» Task goal
What lines below hold the string "cube"? Copy them all.

:::::

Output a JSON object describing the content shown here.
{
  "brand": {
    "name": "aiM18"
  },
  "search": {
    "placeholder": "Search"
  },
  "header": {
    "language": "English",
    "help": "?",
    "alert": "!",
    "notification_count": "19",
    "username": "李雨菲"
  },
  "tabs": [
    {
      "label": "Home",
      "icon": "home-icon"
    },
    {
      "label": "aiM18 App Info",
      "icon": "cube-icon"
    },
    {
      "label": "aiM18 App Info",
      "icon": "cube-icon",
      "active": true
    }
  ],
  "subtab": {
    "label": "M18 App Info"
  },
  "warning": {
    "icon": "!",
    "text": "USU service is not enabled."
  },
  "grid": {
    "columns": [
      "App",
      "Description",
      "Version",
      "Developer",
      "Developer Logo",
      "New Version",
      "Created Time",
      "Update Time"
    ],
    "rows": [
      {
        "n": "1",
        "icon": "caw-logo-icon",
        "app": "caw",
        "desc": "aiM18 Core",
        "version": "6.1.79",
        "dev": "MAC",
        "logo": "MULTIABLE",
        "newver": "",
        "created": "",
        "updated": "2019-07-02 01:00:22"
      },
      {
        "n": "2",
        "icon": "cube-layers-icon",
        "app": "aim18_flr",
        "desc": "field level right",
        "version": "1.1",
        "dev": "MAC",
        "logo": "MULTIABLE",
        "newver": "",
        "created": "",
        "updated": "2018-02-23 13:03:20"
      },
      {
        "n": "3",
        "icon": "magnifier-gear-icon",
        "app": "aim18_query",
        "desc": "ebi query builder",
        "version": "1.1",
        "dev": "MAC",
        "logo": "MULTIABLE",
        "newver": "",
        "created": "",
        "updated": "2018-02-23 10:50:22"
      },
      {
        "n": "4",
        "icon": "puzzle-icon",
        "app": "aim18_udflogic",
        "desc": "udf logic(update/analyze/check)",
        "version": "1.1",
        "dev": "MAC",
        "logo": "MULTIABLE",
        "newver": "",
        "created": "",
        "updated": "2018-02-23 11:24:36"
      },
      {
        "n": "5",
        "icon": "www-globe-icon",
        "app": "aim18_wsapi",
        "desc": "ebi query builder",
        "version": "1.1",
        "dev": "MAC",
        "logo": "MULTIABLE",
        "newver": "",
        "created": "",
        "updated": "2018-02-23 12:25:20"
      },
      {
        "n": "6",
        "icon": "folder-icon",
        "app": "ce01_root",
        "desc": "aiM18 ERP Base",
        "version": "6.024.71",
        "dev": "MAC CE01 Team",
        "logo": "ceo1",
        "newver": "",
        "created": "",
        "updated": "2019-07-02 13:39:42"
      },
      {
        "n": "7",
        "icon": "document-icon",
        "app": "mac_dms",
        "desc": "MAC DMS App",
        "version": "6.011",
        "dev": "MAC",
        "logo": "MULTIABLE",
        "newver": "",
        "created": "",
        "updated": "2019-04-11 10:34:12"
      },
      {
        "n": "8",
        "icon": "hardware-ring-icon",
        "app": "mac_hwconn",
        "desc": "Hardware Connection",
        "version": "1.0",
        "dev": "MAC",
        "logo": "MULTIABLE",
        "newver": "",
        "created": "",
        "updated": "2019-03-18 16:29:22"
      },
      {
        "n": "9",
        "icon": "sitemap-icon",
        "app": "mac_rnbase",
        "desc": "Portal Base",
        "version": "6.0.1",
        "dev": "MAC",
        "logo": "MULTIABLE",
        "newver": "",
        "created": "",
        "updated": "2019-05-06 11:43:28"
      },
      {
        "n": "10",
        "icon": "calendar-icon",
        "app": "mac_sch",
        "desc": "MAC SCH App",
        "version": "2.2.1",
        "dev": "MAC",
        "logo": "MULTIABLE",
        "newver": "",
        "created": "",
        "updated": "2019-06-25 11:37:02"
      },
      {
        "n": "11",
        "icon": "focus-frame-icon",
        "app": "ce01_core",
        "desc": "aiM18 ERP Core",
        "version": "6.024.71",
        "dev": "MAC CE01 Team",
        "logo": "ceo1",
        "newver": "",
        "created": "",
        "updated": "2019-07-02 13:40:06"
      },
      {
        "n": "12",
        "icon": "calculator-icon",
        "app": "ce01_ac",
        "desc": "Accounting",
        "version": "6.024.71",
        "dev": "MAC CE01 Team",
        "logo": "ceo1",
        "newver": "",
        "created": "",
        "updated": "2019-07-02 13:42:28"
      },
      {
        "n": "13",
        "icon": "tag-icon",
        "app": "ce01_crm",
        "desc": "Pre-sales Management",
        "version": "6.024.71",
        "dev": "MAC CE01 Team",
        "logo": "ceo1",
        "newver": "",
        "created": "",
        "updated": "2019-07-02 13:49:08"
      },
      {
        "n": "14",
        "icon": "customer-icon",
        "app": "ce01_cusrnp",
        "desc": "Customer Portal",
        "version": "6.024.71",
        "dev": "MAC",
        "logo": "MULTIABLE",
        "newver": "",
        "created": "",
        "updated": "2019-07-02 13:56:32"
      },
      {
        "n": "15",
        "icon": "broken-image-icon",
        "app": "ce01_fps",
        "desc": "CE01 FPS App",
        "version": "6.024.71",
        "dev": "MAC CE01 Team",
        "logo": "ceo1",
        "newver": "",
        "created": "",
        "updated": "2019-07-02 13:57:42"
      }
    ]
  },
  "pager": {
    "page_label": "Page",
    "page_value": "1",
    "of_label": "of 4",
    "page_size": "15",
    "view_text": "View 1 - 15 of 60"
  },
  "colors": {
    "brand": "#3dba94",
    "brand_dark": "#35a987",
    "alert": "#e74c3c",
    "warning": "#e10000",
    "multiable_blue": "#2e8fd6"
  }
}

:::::

» Result below
      "icon": "cube-icon"
      "icon": "cube-icon",
        "icon": "cube-layers-icon",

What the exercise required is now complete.